- All incoming messages are a Message salesforce record. They are not yet associated with a contact. So to do most things you are going to need to run a flow to find the contact based on the mobile phone.
- Once you’ve connected the msmessageo the contact, you can do whatever is needed (created a task, update a record for SMS Opt In, SMS Opt Out, etc.)
So that was a lot for six hours! What’s next?
- My first project is to recreate our volunteer reminder emails (implemented with Volunteers for Salesforce) in SMS for those contacts who use SMS Opt In and have a mobile phone.
- Next is to handle volunteer check-in by a “Checkin” keyword text by finding the contact using the phone number and finding their volunteer record and changing status from confirmed to completed. It would be nicer to have location services, too, of course, so we know they are where they are supposed to be!

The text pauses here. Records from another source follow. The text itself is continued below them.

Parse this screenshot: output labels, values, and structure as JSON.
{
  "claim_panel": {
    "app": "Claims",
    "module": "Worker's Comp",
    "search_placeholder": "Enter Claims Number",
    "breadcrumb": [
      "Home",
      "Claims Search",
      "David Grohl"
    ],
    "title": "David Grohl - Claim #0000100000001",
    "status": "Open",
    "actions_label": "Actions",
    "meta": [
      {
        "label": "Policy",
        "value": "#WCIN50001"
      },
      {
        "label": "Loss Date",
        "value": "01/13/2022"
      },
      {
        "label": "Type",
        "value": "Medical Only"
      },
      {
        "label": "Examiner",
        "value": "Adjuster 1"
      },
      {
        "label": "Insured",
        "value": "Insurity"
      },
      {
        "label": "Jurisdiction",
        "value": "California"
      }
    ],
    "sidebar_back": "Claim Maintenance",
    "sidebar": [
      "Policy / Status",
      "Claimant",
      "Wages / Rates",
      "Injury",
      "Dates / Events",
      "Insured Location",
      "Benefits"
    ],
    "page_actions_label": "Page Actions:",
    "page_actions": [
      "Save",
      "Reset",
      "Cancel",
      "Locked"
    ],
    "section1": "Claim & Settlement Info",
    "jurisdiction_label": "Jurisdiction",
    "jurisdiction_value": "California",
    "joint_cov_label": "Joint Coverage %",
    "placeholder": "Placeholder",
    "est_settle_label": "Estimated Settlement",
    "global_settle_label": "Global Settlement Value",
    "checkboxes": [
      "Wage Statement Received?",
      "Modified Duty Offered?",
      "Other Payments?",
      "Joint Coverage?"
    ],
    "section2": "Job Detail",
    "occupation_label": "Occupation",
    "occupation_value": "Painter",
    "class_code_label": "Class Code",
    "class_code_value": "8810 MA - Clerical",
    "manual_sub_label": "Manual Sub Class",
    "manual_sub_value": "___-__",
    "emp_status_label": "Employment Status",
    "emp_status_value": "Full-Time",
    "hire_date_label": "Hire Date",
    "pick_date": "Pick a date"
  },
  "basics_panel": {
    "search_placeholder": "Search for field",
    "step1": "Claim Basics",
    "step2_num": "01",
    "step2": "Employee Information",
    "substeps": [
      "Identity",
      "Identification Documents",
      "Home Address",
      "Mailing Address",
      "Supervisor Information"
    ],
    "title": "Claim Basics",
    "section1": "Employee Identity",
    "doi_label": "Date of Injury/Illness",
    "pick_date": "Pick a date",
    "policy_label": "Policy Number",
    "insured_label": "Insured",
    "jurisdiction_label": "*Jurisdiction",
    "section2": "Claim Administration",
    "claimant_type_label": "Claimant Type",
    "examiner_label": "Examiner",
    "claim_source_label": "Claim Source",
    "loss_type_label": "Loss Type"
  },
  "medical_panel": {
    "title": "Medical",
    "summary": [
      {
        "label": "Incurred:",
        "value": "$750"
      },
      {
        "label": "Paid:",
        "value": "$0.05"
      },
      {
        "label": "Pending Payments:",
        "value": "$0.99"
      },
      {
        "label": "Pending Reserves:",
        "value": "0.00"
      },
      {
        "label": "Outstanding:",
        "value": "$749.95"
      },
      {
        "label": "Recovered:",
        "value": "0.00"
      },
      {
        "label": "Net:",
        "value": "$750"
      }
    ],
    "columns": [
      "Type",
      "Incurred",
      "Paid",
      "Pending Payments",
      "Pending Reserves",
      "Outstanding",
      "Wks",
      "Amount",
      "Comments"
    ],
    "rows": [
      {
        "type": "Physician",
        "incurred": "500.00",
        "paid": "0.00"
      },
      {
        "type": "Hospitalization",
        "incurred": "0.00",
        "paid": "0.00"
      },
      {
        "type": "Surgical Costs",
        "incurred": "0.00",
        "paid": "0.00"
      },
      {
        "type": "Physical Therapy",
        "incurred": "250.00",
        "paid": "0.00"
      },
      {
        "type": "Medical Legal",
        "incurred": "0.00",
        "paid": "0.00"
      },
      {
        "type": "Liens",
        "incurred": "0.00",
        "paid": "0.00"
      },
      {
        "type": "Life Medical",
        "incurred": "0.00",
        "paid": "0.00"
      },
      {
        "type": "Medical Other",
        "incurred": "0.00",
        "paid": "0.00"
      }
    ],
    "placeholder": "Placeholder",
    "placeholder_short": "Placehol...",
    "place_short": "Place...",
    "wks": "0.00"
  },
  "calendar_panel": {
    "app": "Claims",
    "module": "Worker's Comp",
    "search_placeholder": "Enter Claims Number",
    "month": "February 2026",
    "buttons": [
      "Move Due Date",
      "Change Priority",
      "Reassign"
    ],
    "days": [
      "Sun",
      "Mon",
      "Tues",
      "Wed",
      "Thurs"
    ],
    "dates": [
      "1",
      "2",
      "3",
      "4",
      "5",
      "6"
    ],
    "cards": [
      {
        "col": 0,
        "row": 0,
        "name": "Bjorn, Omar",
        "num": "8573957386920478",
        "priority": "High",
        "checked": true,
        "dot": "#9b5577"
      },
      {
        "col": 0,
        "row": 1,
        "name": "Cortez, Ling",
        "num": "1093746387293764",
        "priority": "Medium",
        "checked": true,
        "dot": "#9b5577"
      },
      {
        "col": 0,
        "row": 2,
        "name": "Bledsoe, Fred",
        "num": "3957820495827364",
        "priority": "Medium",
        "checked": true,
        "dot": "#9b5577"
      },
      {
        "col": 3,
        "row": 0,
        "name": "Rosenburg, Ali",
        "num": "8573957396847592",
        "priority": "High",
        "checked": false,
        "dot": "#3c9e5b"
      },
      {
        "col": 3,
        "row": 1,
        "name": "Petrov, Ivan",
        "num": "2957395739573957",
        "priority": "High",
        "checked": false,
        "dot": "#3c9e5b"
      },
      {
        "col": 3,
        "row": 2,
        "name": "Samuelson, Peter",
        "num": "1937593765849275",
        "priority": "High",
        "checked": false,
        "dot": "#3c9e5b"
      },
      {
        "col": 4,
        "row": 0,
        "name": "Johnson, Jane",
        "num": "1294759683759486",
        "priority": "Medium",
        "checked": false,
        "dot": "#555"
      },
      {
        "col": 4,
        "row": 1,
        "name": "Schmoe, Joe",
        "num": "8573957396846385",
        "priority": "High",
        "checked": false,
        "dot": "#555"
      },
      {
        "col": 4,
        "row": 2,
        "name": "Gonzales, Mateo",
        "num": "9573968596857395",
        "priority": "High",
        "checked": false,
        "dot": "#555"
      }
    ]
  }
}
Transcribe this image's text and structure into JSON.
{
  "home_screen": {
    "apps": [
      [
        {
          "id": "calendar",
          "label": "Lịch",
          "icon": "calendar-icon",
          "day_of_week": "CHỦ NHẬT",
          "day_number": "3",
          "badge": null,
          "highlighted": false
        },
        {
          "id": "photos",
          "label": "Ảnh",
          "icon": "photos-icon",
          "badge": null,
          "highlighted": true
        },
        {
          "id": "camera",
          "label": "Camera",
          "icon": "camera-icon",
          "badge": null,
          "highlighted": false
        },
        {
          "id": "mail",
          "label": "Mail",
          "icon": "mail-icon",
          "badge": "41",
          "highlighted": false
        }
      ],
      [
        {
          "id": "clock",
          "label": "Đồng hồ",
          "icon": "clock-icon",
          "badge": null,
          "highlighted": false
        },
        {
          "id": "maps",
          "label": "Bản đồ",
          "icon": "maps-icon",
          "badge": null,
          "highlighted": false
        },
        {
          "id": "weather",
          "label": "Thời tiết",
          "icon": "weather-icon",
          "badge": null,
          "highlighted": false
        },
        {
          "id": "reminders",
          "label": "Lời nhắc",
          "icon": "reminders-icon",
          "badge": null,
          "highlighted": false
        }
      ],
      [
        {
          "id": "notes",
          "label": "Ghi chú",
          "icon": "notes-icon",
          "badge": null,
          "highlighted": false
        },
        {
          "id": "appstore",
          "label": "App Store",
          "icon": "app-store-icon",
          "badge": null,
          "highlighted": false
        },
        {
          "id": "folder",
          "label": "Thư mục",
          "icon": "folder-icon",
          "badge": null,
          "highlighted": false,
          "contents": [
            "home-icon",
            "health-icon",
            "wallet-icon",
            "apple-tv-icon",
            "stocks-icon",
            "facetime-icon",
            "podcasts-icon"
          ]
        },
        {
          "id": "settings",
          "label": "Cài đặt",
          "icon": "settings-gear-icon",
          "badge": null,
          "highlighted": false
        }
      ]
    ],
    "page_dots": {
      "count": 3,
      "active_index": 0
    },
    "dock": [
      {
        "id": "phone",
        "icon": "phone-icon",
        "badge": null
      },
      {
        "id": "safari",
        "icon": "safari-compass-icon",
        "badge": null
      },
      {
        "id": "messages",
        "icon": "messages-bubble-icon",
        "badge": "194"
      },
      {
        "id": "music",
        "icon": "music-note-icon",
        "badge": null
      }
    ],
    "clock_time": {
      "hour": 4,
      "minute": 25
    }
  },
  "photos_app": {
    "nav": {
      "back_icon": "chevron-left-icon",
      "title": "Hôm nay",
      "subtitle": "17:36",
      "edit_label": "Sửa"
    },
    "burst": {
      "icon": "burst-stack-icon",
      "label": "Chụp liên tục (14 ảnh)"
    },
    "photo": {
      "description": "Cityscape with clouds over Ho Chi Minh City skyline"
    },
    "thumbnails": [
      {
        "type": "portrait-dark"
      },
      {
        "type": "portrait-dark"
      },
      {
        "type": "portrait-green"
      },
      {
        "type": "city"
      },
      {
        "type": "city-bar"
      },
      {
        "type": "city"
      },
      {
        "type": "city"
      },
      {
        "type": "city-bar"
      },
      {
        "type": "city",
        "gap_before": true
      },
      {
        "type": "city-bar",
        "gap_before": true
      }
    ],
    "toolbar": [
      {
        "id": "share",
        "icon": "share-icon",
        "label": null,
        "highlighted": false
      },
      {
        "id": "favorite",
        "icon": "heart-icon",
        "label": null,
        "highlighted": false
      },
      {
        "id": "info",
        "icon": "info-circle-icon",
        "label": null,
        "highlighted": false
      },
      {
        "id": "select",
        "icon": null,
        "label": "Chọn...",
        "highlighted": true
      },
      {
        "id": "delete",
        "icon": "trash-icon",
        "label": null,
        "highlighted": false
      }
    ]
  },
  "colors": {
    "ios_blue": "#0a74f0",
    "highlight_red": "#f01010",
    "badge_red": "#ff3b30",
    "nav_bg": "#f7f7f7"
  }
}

- After that, we want to handle volunteer dropin registration. We collect name and email and create records. It seems like we could pretty easily do that with a keyword text and some data. We find contact if it exists and create volunteer record. Or we give them further information and ask first name, last name, and email and then do it.
- Then we plan to enable subscribing to our newsletters by texting Newsletter, Print, Prayer, or Volunteer to us. It would find the contact if exists by mobile phone. If not, it would ask first name, last name, and email and create contact and subscription. We plan on adding this to welcome and reminder and check-in text when the user is already working with us.
I’m not sure where we will implement our little Bots. I have several methods at my disposal: (1) using Zapier and keeping it very simple or (2) using process builder and flow and keeping it very simple. There are also other possibilities toinvestigatee: (3) Trilio native capabilities for bots, (4) Einstein Bots from Salesforce, and (5) third-party capabilities for simple bots.
I had a lot of fun and I’m very excited! Users want SMS. We want SMS. And we want the efficiency of asking people right in front of us to initiate effective and efficient automation steps! The future looks solid!